I've been getting flamed recently. It's nothing new, of course, I get flamed all the time, but this time is perhaps a bit different because the issue happens to be one which we likely won't solve entirely over the web, plus it happens to be flaming by people whom I actually like. In this case, my flaming is over what some regard as my endorsement of Pick Up Artists on my first PUA podcast here, my second podcast here, and my endorsement of a site that one poster described as a "sausage fest." I'm getting flamed because of sexism on some of these sites (though I've never posted on any of these sites), and also because I didn't condemn some sexist language (which I didn't notice) used on the 44s. One member said that I was promoting "sexism" to prop up Asian men. Another called out my "ignorance." I've been called other things as well. Though I don't intend to get people angry, I know that it sometimes happens.
For the record, I don't endorse PUA. I consider Pick Up Specialists Kwak and William to be friends, but I've neither supported nor condemned what they do. I think the both of them are great guys, and I welcome the opportunity to keep in touch with them as they grow as activists and people, but I'm not a PUA, nor have I ever sent any business their way, at least not intentionally. However, I do post about these PUAs, and I do post about sites where some PUAs hang out because I believe they are doing something that has elements of potential. They may not be doing everything right, but there is potential, and they've helped some people achieve what many of us take for granted. The idea of teaching Asian men confidence is a good thing, and these PUAs are on the ground doing it, even if there are problems in their approach. With the exception of Kingstonism (and I'm sure most of you have followed that debate), I've rarely flat out condemned anything. I've never condemned Falling For Grace, even though I think we need variety outside of the "regular" AF/WM themes. I've never condemned ModelMinority, although I think some of the guys on that site are crazy. I've never condemned 8 Asians, even though they hate debate, which I love. I even promote the politically smart reappropriate.com, even though I usually hate Jenn's and James's ideas about Asian men. I'm relatively liberal when it comes to OPM (Other Peoples' Movements), and so I always try to see the positive in every endeavor that Asian Americans take upon themselves. Unless I see something blatantly unethical, I usually don't issue any blanket condemnations.
I acknowledge that many PUAs objectify women, and I've voiced my opposition to such objectification. My whole "roundtable" with APB was about how I thought a "high brow" approach would nullify the need for a "low brow" approach. I still believe this is the case, but given our lack of funding, our current lack of a network, and the entrenchment of those academics who promote the status quo, right now it's just a pipe dream. I think it was William who said, "That all sounds high and mighty, but what can we do now?

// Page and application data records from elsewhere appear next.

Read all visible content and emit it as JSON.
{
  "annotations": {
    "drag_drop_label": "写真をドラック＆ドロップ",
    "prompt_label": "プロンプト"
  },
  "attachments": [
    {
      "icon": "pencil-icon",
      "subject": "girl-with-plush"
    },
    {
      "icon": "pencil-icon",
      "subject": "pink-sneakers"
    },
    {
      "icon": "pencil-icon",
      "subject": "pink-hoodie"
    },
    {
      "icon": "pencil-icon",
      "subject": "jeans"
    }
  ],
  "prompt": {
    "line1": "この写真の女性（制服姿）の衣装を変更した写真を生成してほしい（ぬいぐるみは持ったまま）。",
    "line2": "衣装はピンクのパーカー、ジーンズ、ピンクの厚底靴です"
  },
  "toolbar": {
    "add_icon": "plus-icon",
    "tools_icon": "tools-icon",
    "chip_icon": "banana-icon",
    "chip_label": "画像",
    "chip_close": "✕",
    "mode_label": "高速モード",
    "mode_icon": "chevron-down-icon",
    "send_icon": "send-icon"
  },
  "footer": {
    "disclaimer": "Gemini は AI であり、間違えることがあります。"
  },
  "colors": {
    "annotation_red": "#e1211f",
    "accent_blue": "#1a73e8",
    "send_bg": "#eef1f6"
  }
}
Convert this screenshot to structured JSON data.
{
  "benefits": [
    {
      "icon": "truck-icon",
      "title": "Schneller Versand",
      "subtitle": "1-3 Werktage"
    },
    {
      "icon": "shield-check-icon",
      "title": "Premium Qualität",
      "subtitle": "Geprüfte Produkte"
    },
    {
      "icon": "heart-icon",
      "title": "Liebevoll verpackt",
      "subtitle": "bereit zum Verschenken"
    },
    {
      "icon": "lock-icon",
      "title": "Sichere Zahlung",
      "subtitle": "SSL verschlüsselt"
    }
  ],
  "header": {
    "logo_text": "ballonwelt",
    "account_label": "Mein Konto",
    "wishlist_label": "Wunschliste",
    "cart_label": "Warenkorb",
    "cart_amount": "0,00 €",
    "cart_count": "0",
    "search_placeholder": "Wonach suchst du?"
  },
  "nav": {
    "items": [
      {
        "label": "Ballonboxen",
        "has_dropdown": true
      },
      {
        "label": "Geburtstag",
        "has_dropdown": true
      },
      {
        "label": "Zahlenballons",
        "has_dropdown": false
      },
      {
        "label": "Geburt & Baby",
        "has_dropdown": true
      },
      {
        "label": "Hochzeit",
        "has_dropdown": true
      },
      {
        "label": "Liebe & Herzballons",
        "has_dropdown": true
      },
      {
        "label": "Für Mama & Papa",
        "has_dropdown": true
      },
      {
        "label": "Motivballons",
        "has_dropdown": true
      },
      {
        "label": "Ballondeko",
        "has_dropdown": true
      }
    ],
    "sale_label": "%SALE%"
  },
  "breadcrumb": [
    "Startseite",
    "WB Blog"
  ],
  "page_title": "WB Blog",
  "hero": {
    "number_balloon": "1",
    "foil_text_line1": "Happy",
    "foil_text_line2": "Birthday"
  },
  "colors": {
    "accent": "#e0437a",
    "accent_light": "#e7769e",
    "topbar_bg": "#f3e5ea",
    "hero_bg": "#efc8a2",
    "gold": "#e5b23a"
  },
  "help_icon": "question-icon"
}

The answer, for some of these men, is to learn how to approach women. It's low brow, tacky, goofy, aimed at an unusually crazy group of men, and ultimately not entirely fulfilling, but it's something. It teaches men to be open with women, even if they're total assholes. At least it's honest. A lot of these guys happen to be complete assholes to begin with; the PUA just makes it come out. Of course, having a movement that would turn assholes into gold would be nice too, but that kind of thinking usually takes place among people who are more established and past the basics of just learning how to approach women. Think about it--if you find a man who is afraid to approach women and has had few conversations with women, how can anyone expect him to be smooth, considerate, or respectful? If a man has no contact with women over his whole life, I'd say that you should expect him to be an asshole.
Now we could bypass PUA with education. Deep education renders tacky PUA obsolete. However, without that network in place combined with the intellectual capital to say something of substance and supported by financial funding, change cannot take place now. Right now, the "high brow" people need to create that network, build on that intellectual capital, and better learn how to finance and make the system work. We can talk to people and educate people in the meantime with those we touch personally. It's a long process. In the meantime, we shouldn't outright condemn people who are trying to work at a lower level because, well, they're at a lower level. Oppose sexism, and oppose their sexism, but don't oppose the idea of men learning to approach women because it doesn't turn men into sexist assholes; it just brings sexist assholes into the open. It also brings nice guys like Kwak and Albert into the open. People don't see this, but there are some positive lives being changed here, including women. How would Kwak's girlfriend ever have met Kwak unless he had been taught to "approach?" PUA ultimately is based on openness even if there is no badly needed moral component. It's not activism, but people are having basic needs met. Think of it as a temporary fix for men who are stunted in emotional growth. It's not our highest or best goal, but it serves some people as a temporary fix, and it does make positive changes, even if it empowers jerks.
For those who dislike the PUA approach, the solution is to continue building education. We do this by educating, sharing (online), and talking (real time--I still don't think there's a substitute for real time communication.). Build the networks. Learn the system. Get practice doing work. Obviously we can accomplish much more, but we need to work at it.
More about this later. Hopefully I can speak a bit about the male issues vs. female issues from a male perspective in the next installment. In the meantime, share your thoughts.